# YOUR INSTRUCTIONS:
Wherever a picture appears in the listing, leave it out, and copy the rest exactly.

# GIVEN ENTRIES:
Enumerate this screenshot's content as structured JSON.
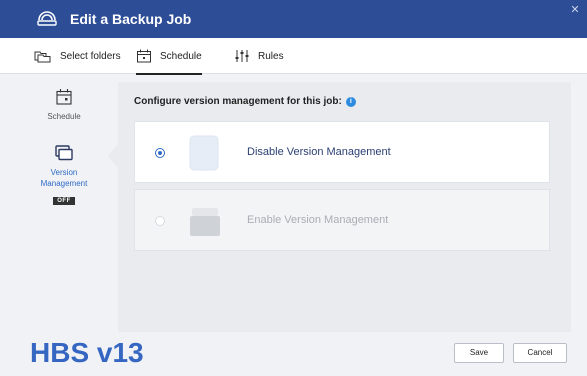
{
  "window": {
    "title": "Edit a Backup Job",
    "close_icon": "close-icon"
  },
  "tabs": [
    {
      "label": "Select folders",
      "icon": "folders-icon",
      "active": false
    },
    {
      "label": "Schedule",
      "icon": "calendar-icon",
      "active": true
    },
    {
      "label": "Rules",
      "icon": "sliders-icon",
      "active": false
    }
  ],
  "sidebar": {
    "items": [
      {
        "label": "Schedule",
        "icon": "calendar-icon",
        "active": false
      },
      {
        "label_line1": "Version",
        "label_line2": "Management",
        "icon": "layers-icon",
        "active": true,
        "badge": "OFF"
      }
    ]
  },
  "main": {
    "heading": "Configure version management for this job:",
    "info_icon": "info-icon",
    "options": [
      {
        "label": "Disable Version Management",
        "selected": true,
        "enabled": true
      },
      {
        "label": "Enable Version Management",
        "selected": false,
        "enabled": false
      }
    ]
  },
  "footer": {
    "watermark": "HBS v13",
    "save_label": "Save",
    "cancel_label": "Cancel"
  },
  "colors": {
    "titlebar": "#2d4d96",
    "accent": "#2e6bc6",
    "watermark": "#3466c2"
  }
}
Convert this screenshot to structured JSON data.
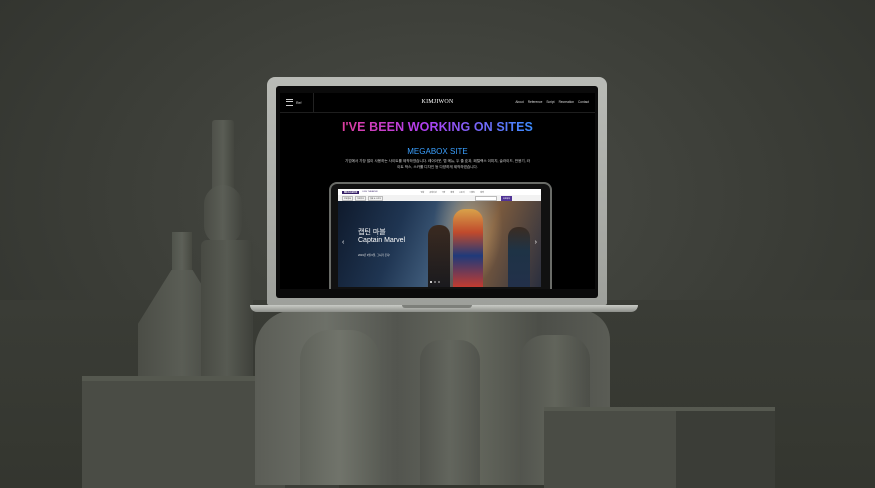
{
  "site": {
    "menu_label": "Ref",
    "logo": "KIMJIWON",
    "nav_links": [
      "About",
      "Reference",
      "Script",
      "Recreation",
      "Contact"
    ]
  },
  "headline": "I'VE BEEN WORKING ON SITES",
  "section": {
    "title": "MEGABOX SITE",
    "description": "기업에서 가장 많이 사용하는 사이트를 제작하였습니다. 레이아웃, 탭 메뉴, 두 줄 효과, 패럴랙스 이미지, 슬라이드, 반응기, 라이트 박스, 스카롤 디자인 등 다양하게 제작하였습니다."
  },
  "megabox": {
    "logo": "MEGABOX",
    "tagline": "LIFE THEATER",
    "menu": [
      "영화",
      "큐레이션",
      "극장",
      "예매",
      "스토어",
      "이벤트",
      "혜택"
    ],
    "subnav": [
      "전체영화",
      "큐레이션",
      "영화 & 스토어"
    ],
    "book_button": "빠른예매",
    "hero_title_ko": "캡틴 마블",
    "hero_title_en": "Captain Marvel",
    "hero_sub": "2019년 3월 6일, 그녀가 온다!"
  },
  "colors": {
    "accent_blue": "#3aa0ff",
    "headline_gradient": [
      "#ff3d5f",
      "#b23ef0",
      "#3d8cff",
      "#4fc3ff"
    ],
    "megabox_purple": "#351f66"
  }
}
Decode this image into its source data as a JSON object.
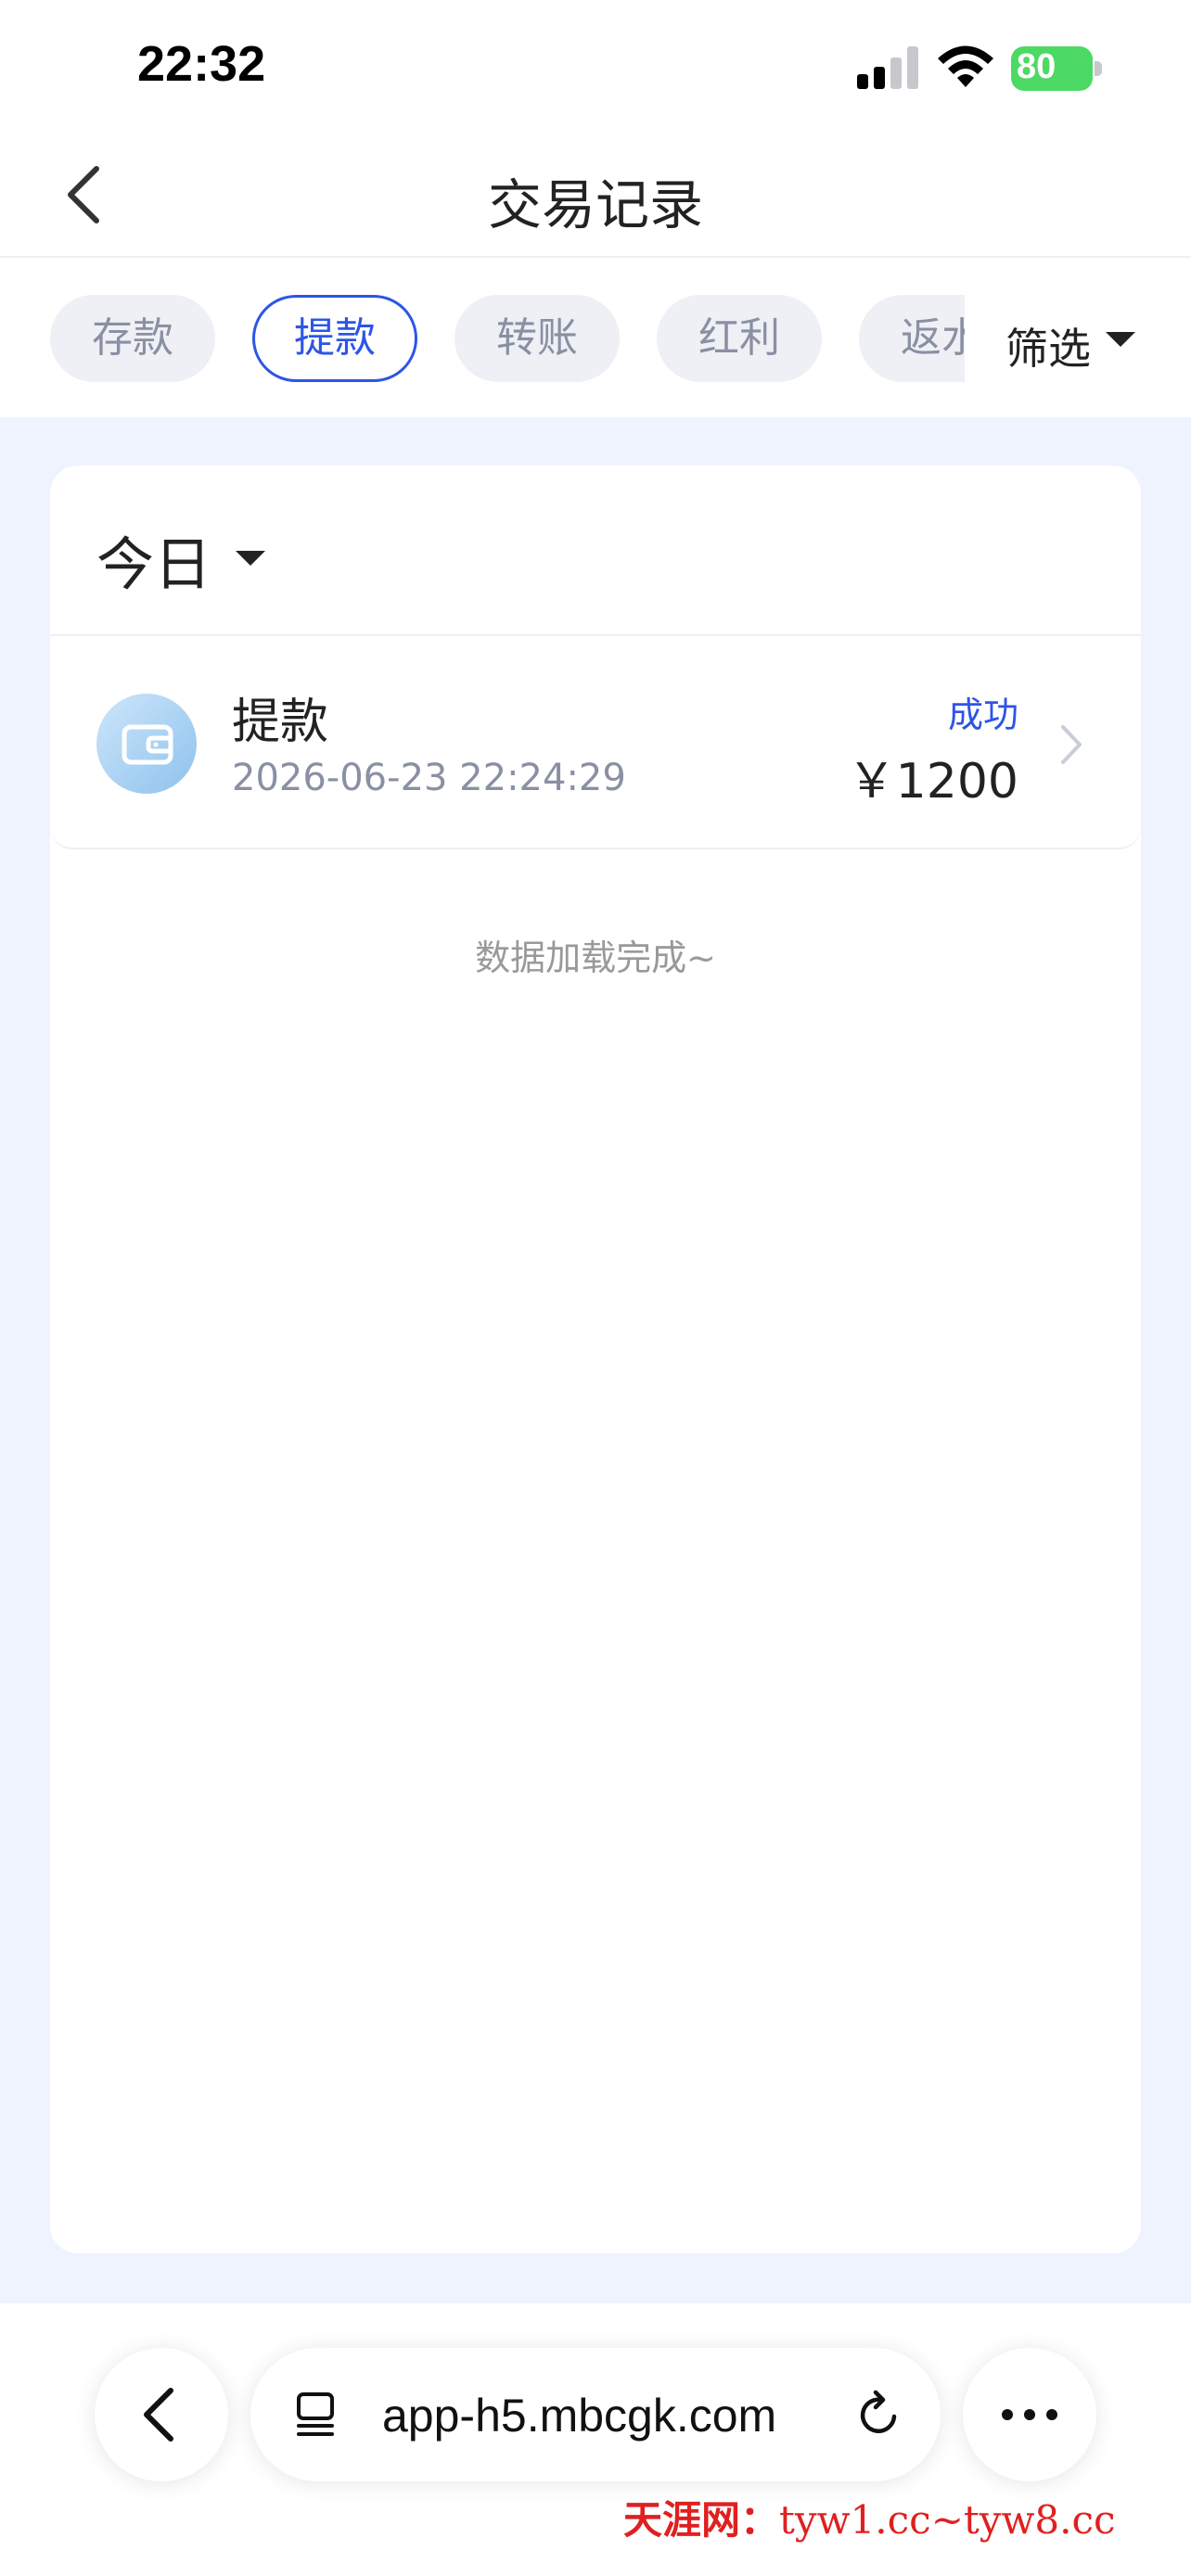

# ANSWER FOR THIS EXERCISE:
Enumerate this screenshot's content as structured JSON.
{
  "window": {
    "title": "Edit a Backup Job",
    "close_icon": "close-icon"
  },
  "tabs": [
    {
      "label": "Select folders",
      "icon": "folders-icon",
      "active": false
    },
    {
      "label": "Schedule",
      "icon": "calendar-icon",
      "active": true
    },
    {
      "label": "Rules",
      "icon": "sliders-icon",
      "active": false
    }
  ],
  "sidebar": {
    "items": [
      {
        "label": "Schedule",
        "icon": "calendar-icon",
        "active": false
      },
      {
        "label_line1": "Version",
        "label_line2": "Management",
        "icon": "layers-icon",
        "active": true,
        "badge": "OFF"
      }
    ]
  },
  "main": {
    "heading": "Configure version management for this job:",
    "info_icon": "info-icon",
    "options": [
      {
        "label": "Disable Version Management",
        "selected": true,
        "enabled": true
      },
      {
        "label": "Enable Version Management",
        "selected": false,
        "enabled": false
      }
    ]
  },
  "footer": {
    "watermark": "HBS v13",
    "save_label": "Save",
    "cancel_label": "Cancel"
  },
  "colors": {
    "titlebar": "#2d4d96",
    "accent": "#2e6bc6",
    "watermark": "#3466c2"
  }
}
Convert this screenshot to structured JSON data.
{
  "site": {
    "menu_label": "Ref",
    "logo": "KIMJIWON",
    "nav_links": [
      "About",
      "Reference",
      "Script",
      "Recreation",
      "Contact"
    ]
  },
  "headline": "I'VE BEEN WORKING ON SITES",
  "section": {
    "title": "MEGABOX SITE",
    "description": "기업에서 가장 많이 사용하는 사이트를 제작하였습니다. 레이아웃, 탭 메뉴, 두 줄 효과, 패럴랙스 이미지, 슬라이드, 반응기, 라이트 박스, 스카롤 디자인 등 다양하게 제작하였습니다."
  },
  "megabox": {
    "logo": "MEGABOX",
    "tagline": "LIFE THEATER",
    "menu": [
      "영화",
      "큐레이션",
      "극장",
      "예매",
      "스토어",
      "이벤트",
      "혜택"
    ],
    "subnav": [
      "전체영화",
      "큐레이션",
      "영화 & 스토어"
    ],
    "book_button": "빠른예매",
    "hero_title_ko": "캡틴 마블",
    "hero_title_en": "Captain Marvel",
    "hero_sub": "2019년 3월 6일, 그녀가 온다!"
  },
  "colors": {
    "accent_blue": "#3aa0ff",
    "headline_gradient": [
      "#ff3d5f",
      "#b23ef0",
      "#3d8cff",
      "#4fc3ff"
    ],
    "megabox_purple": "#351f66"
  }
}
Decode this image into its source data as a JSON object.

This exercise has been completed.